…… To my mind, to preclude a judge or master from a consideration of witness statements where they have been filed, on considering whether to grant summary judgment, merely because the witness statements are not sworn affidavits but statements of the witness which will be tendered as evidence in the trial, would be to adopt too rigid an approach which places form over substance to no useful purpose. On the other hand, the witness statements, which under the more modern approach are seen as an amplification of one’s pleaded case, is perhaps the best source, coupled with the pleadings, from which the judge or master may be better placed to determine whether, a trial is necessary since he/she is able to assess what evidence will be led at the trial and whether on the strength of that evidence, a party has any real prospect of succeeding either on his claim or defence. This exercise does not entail the acceptance of what is contained in the witness statements as truth but calls for the weighing of the evidence of a Claimant as against that of a Defendant. I do not consider the master’s approach in taking into account the witness statements as being improper.
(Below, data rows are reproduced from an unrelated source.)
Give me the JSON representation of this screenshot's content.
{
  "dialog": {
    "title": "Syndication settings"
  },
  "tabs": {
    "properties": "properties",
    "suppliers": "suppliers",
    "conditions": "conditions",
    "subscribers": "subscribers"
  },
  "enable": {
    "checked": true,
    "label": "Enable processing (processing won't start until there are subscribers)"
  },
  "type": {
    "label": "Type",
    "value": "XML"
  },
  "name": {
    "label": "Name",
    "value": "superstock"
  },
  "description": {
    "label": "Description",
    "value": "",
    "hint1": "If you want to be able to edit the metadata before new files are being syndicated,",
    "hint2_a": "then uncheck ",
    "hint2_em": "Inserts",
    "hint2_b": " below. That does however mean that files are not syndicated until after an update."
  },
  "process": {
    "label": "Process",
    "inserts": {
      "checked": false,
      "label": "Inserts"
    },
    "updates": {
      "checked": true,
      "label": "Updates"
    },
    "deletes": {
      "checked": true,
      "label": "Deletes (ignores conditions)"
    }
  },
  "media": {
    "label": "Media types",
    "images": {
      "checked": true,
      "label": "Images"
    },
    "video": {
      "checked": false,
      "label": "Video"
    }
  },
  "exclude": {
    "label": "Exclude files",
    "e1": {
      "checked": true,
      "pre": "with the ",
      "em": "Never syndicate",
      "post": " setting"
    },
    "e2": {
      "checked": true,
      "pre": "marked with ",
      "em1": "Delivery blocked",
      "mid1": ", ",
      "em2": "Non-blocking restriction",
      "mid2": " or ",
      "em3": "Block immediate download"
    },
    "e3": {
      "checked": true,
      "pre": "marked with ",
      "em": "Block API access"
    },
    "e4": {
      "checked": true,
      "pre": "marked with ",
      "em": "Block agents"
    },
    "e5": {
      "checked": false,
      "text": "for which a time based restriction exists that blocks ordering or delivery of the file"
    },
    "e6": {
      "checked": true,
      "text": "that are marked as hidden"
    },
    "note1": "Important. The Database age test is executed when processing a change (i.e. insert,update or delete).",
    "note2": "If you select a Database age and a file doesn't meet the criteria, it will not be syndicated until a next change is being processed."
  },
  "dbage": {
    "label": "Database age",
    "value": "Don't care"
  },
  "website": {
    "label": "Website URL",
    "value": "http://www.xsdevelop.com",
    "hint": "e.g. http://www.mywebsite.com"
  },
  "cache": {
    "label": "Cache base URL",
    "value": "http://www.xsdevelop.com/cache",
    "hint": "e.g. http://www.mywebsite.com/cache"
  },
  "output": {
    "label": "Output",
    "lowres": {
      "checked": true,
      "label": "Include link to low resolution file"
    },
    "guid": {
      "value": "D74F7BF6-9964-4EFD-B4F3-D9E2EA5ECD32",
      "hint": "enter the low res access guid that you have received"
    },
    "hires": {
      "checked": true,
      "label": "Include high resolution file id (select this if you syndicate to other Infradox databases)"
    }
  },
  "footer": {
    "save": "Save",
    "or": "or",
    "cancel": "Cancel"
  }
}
The court is of the view that the conclusion reached, and the amount stated by the Permanent Secretary in his witness statement is an admission which the court can accept even without full ventilation at a trial. However, the court allowed the evidence in examination- in- chief. Mr Alva Browne asserts the amount stated as a reasonable sum due and payable to the claimant.
Counsel for the defendant further challenged the procedure and Rule adopted by the claimant. Counsel posits that the claimant should have engaged Part 14. to seek Judgment on admissions and not Part 26. Part 14.7 deals with admission of part of claim for money only. This Rule provides for where the only remedy which the claimant is seeking is the payment of money and the defendant admits a specified sum of money and the amount or proportion admitted in satisfaction of the claim is accepted then judgment can be entered.
The court accepts that the claimant has not pursued the procedure outlined in Part 14. However, the wrong procedure does not in anyway restricts the court in dealing with the matter neither does it invalidate the application. Rule 26.9 confers jurisdiction to put matters right where there was a failure to comply with procedural aspect of a rule. Lord Collins in Texan Management Limited v Pacific Electric Wire & Cable Company Limited2 states “It has often been said that, in the pursuit of justice, procedure is a servant and not a master”. The claimants having accepted the sum assessed by the Permanent Secretary and accordingly judgment on admission is entered in favour of the claimant in satisfaction of the whole claim.
IT IS HEREBY ORDERED THAT
- Judgment is entered in favour of the claimant in the sum of $124,650. 50 with interest at the rate of 3% from 30th June 2021 until judgment and at the rate of 6% from the date of judgment until payment in full.
- Prescribed costs in sum of $13,560.94.
- The matter is removed from the court’s list.
BY THE COURT